The case is still under investigation. Costa said there were discrepancies between the couple’s accounts of what happened late Saturday and early Sunday, but does not expect that the father will be arrested.
“It’s clear enough to say that stress is a factor in the whole thing,” Costa said Monday. “Something pushed her to the breaking point.”
Interviews with detectives revealed that Christina Booth was under stress from raising the children, and that she had been taking medication for postpartum depression, according to court documents.
On the night the children were injured, the couple had been drinking wine and watching a movie together. Before the movie ended, Christina Booth took the oldest child upstairs and put her to bed, but “hit her breaking point” when the twins started crying, according to documents.
That’s when she used a knife from the kitchen to cut each child’s throat, according to documents.
Booth told detectives that her husband gets upset whenever the children cry or make noise, and said he never helps with the children. Booth said she knew if she killed all of the kids, the house would be quiet for her husband, according to court documents.
During the interview with detectives, she admitted she was attempting to kill the children, and broke down crying while commenting several times that “they will be quiet now,” according to documents.
At Monday’s hearing, the court appointed public defender Sara Hixson to represent Booth. Judge James Dixon said that Booth is presumed innocent of all charges unless proved guilty beyond a reasonable doubt by the prosecution.
“They are allegations,” Dixon said Monday about the charges. “They are not facts.”
Postpartum depression occurs in about 15 percent of births, according to the National Institute of Mental Health. With the condition, the mother experiences a drop in hormone levels, which can lead to mood swings. Sleep deprivation can worsen the condition, and the feelings of sadness or anxiety can interfere with the mother’s ability to care for herself or children, the institute reports.

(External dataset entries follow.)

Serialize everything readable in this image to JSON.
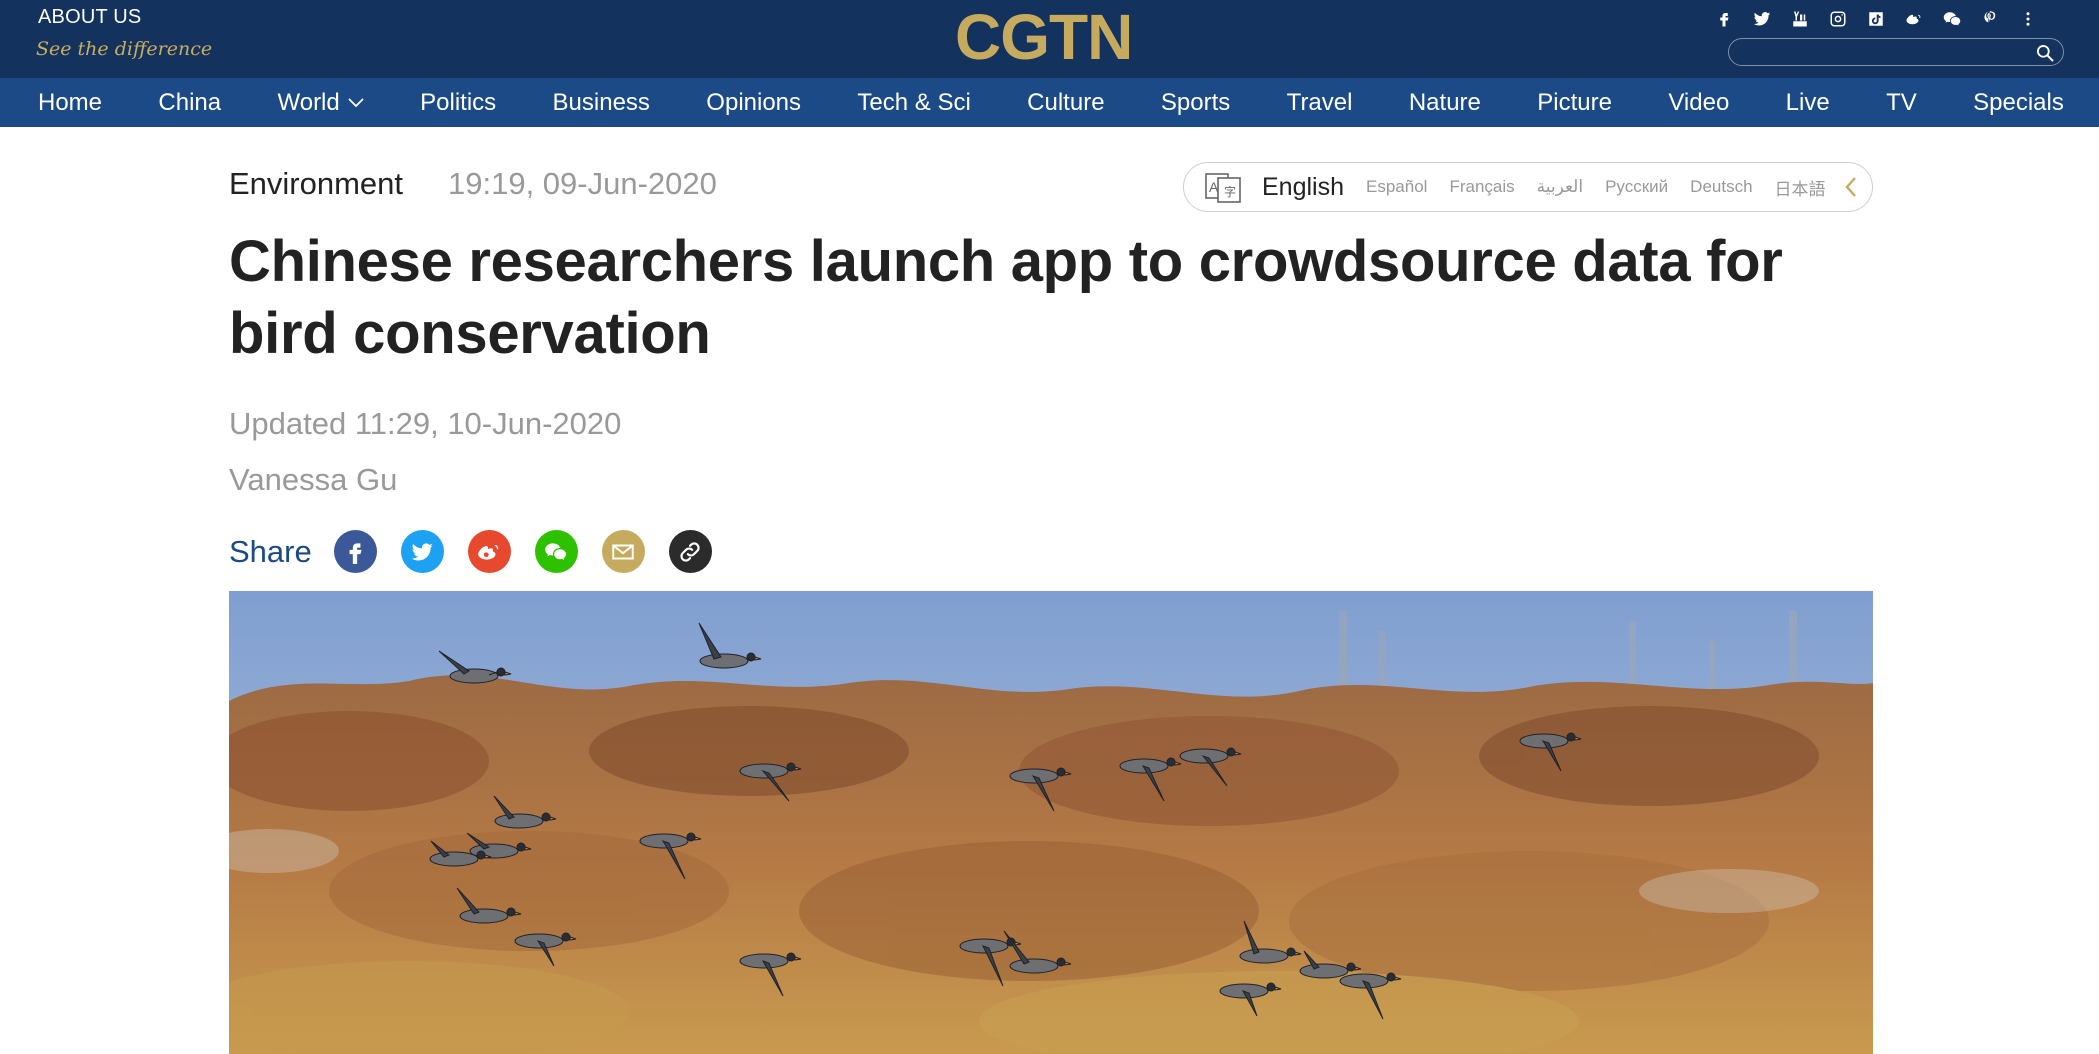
{
  "header": {
    "about_label": "ABOUT US",
    "tagline": "See the difference",
    "logo": "CGTN",
    "brand_color": "#c6ab5e",
    "social_icons": [
      "facebook-icon",
      "twitter-icon",
      "youtube-icon",
      "instagram-icon",
      "tiktok-icon",
      "weibo-icon",
      "wechat-icon",
      "pinterest-icon",
      "more-icon"
    ],
    "search_placeholder": ""
  },
  "nav": {
    "items": [
      "Home",
      "China",
      "World",
      "Politics",
      "Business",
      "Opinions",
      "Tech & Sci",
      "Culture",
      "Sports",
      "Travel",
      "Nature",
      "Picture",
      "Video",
      "Live",
      "TV",
      "Specials"
    ]
  },
  "article": {
    "category": "Environment",
    "date": "19:19, 09-Jun-2020",
    "title": "Chinese researchers launch app to crowdsource data for bird conservation",
    "updated": "Updated 11:29, 10-Jun-2020",
    "author": "Vanessa Gu",
    "share_label": "Share",
    "share_icons": [
      "facebook-icon",
      "twitter-icon",
      "weibo-icon",
      "wechat-icon",
      "email-icon",
      "link-icon"
    ]
  },
  "languages": {
    "active": "English",
    "others": [
      "Español",
      "Français",
      "العربية",
      "Русский",
      "Deutsch",
      "日本語"
    ]
  },
  "colors": {
    "header_bg": "#14325e",
    "nav_bg": "#1b4a86",
    "share_text": "#1b4a86"
  }
}
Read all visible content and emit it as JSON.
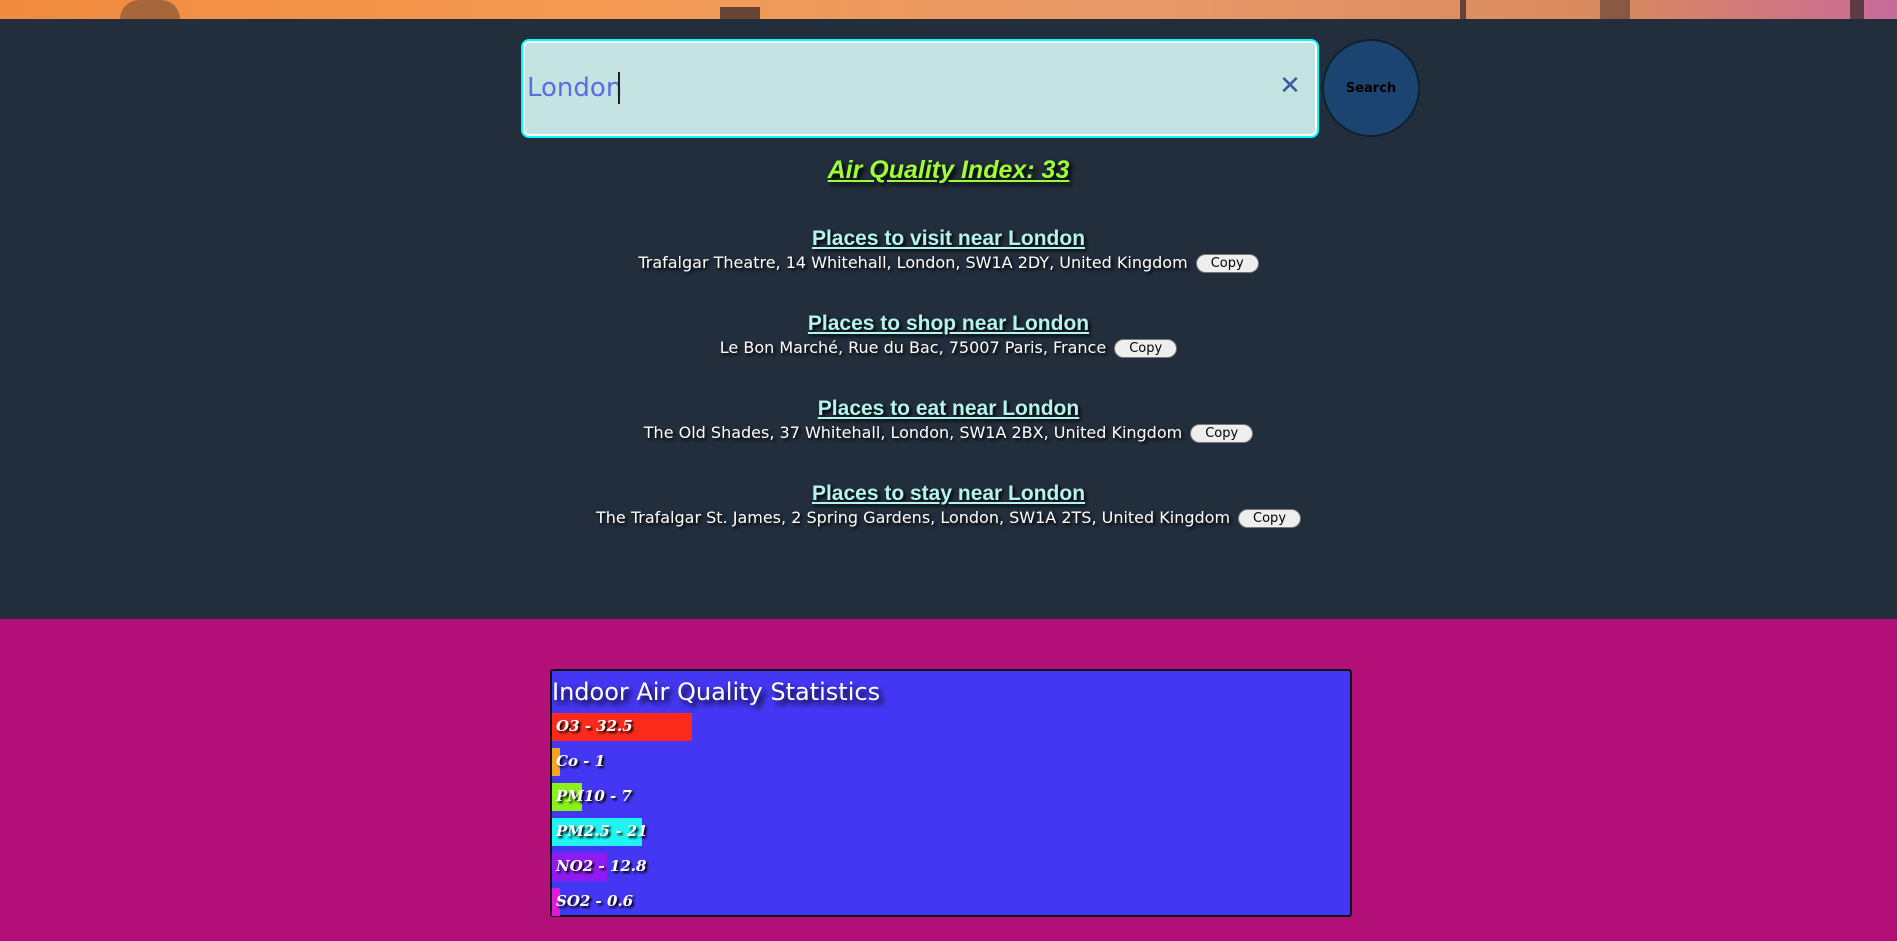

Other symptoms of postpartum depression can include withdrawing from friends and family, experiencing anger or rage, and thinking about self-harm or harming the baby. Postpartum depression usually requires treatment and differs from “baby blues,” which describes the mild feelings of unhappiness and fatigue that can follow childbirth, according to the institute.